[Opening GIVEN ENTRIES section]
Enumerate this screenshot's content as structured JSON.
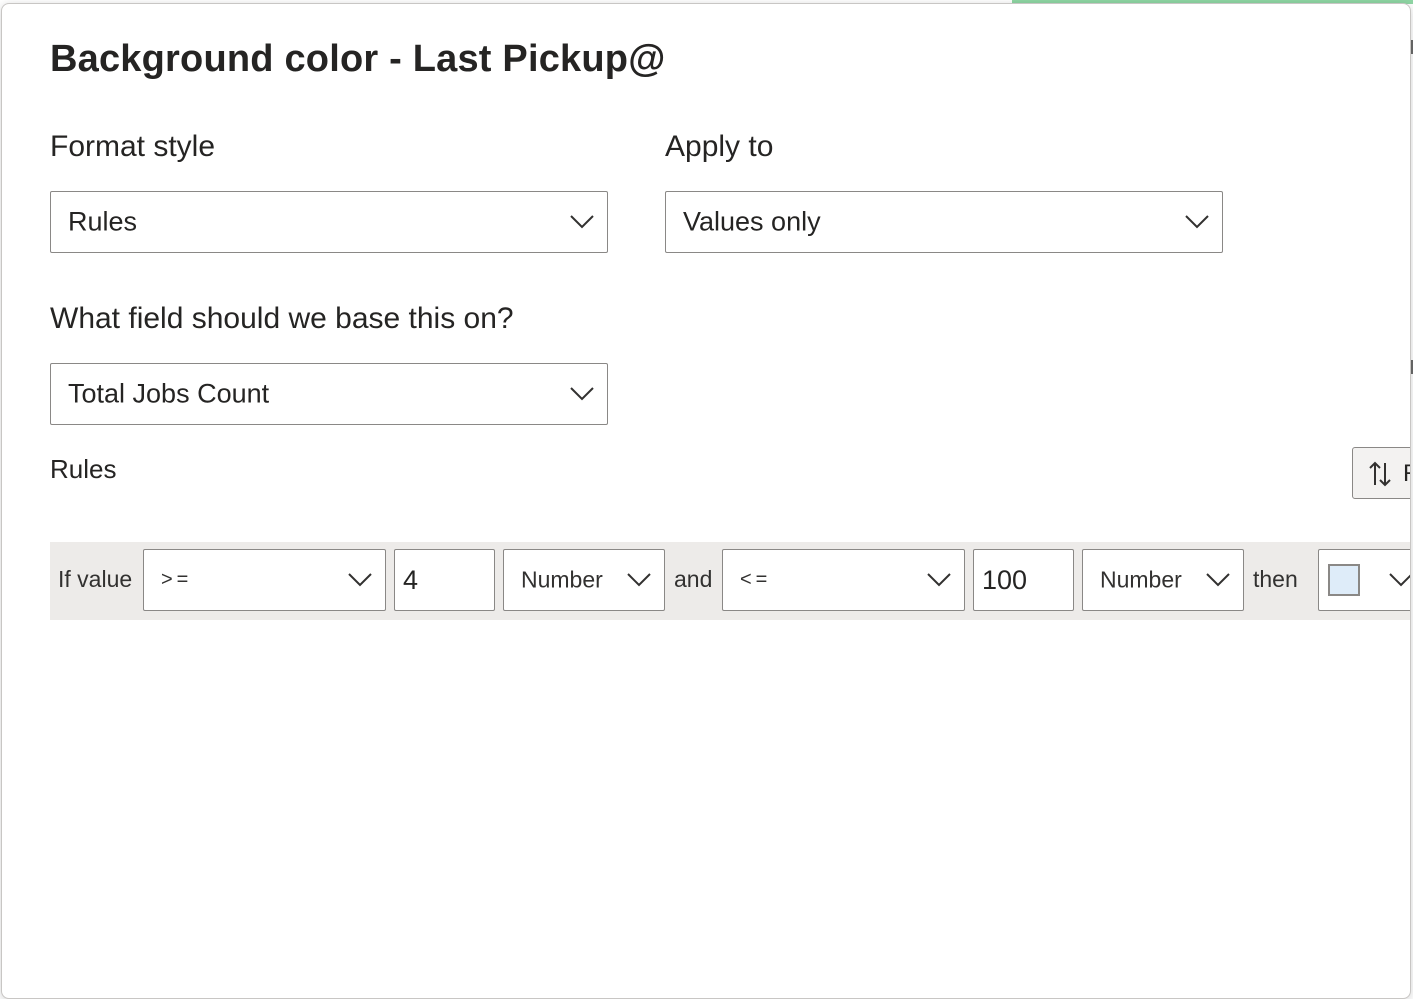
{
  "dialog": {
    "title": "Background color - Last Pickup@"
  },
  "format_style": {
    "label": "Format style",
    "value": "Rules"
  },
  "apply_to": {
    "label": "Apply to",
    "value": "Values only"
  },
  "base_field": {
    "label": "What field should we base this on?",
    "value": "Total Jobs Count"
  },
  "rules_section": {
    "label": "Rules",
    "reverse_button_label": "R"
  },
  "rule": {
    "if_label": "If value",
    "operator1": ">=",
    "value1": "4",
    "type1": "Number",
    "and_label": "and",
    "operator2": "<=",
    "value2": "100",
    "type2": "Number",
    "then_label": "then",
    "color": "#deecf9"
  }
}
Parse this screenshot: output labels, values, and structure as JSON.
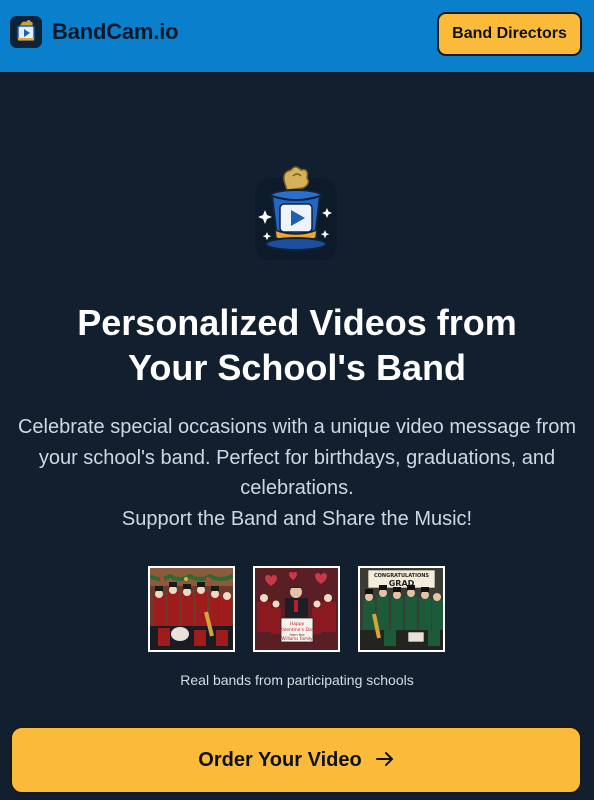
{
  "header": {
    "brand_name": "BandCam.io",
    "cta_label": "Band Directors"
  },
  "hero": {
    "headline_line1": "Personalized Videos from",
    "headline_line2": "Your School's Band",
    "description": "Celebrate special occasions with a unique video message from your school's band. Perfect for birthdays, graduations, and celebrations.",
    "tagline": "Support the Band and Share the Music!"
  },
  "gallery": {
    "thumbnails": [
      {
        "name": "christmas-band-photo",
        "text": ""
      },
      {
        "name": "valentines-band-photo",
        "text": "Happy Valentine's Day from the Williams Family"
      },
      {
        "name": "graduation-band-photo",
        "text": "CONGRATULATIONS GRAD"
      }
    ],
    "caption": "Real bands from participating schools"
  },
  "order": {
    "label": "Order Your Video",
    "arrow_icon": "arrow-right-icon"
  },
  "colors": {
    "header_bg": "#0a7fcc",
    "page_bg": "#111f2e",
    "button_yellow": "#fbbb3a"
  }
}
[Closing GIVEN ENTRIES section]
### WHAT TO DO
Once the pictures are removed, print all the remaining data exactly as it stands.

### THE ANSWER
Enumerate this screenshot's content as structured JSON.
{
  "dialog": {
    "title": "Background color - Last Pickup@"
  },
  "format_style": {
    "label": "Format style",
    "value": "Rules"
  },
  "apply_to": {
    "label": "Apply to",
    "value": "Values only"
  },
  "base_field": {
    "label": "What field should we base this on?",
    "value": "Total Jobs Count"
  },
  "rules_section": {
    "label": "Rules",
    "reverse_button_label": "R"
  },
  "rule": {
    "if_label": "If value",
    "operator1": ">=",
    "value1": "4",
    "type1": "Number",
    "and_label": "and",
    "operator2": "<=",
    "value2": "100",
    "type2": "Number",
    "then_label": "then",
    "color": "#deecf9"
  }
}
Parse this screenshot: output labels, values, and structure as JSON.
{
  "header": {
    "brand_name": "BandCam.io",
    "cta_label": "Band Directors"
  },
  "hero": {
    "headline_line1": "Personalized Videos from",
    "headline_line2": "Your School's Band",
    "description": "Celebrate special occasions with a unique video message from your school's band. Perfect for birthdays, graduations, and celebrations.",
    "tagline": "Support the Band and Share the Music!"
  },
  "gallery": {
    "thumbnails": [
      {
        "name": "christmas-band-photo",
        "text": ""
      },
      {
        "name": "valentines-band-photo",
        "text": "Happy Valentine's Day from the Williams Family"
      },
      {
        "name": "graduation-band-photo",
        "text": "CONGRATULATIONS GRAD"
      }
    ],
    "caption": "Real bands from participating schools"
  },
  "order": {
    "label": "Order Your Video",
    "arrow_icon": "arrow-right-icon"
  },
  "colors": {
    "header_bg": "#0a7fcc",
    "page_bg": "#111f2e",
    "button_yellow": "#fbbb3a"
  }
}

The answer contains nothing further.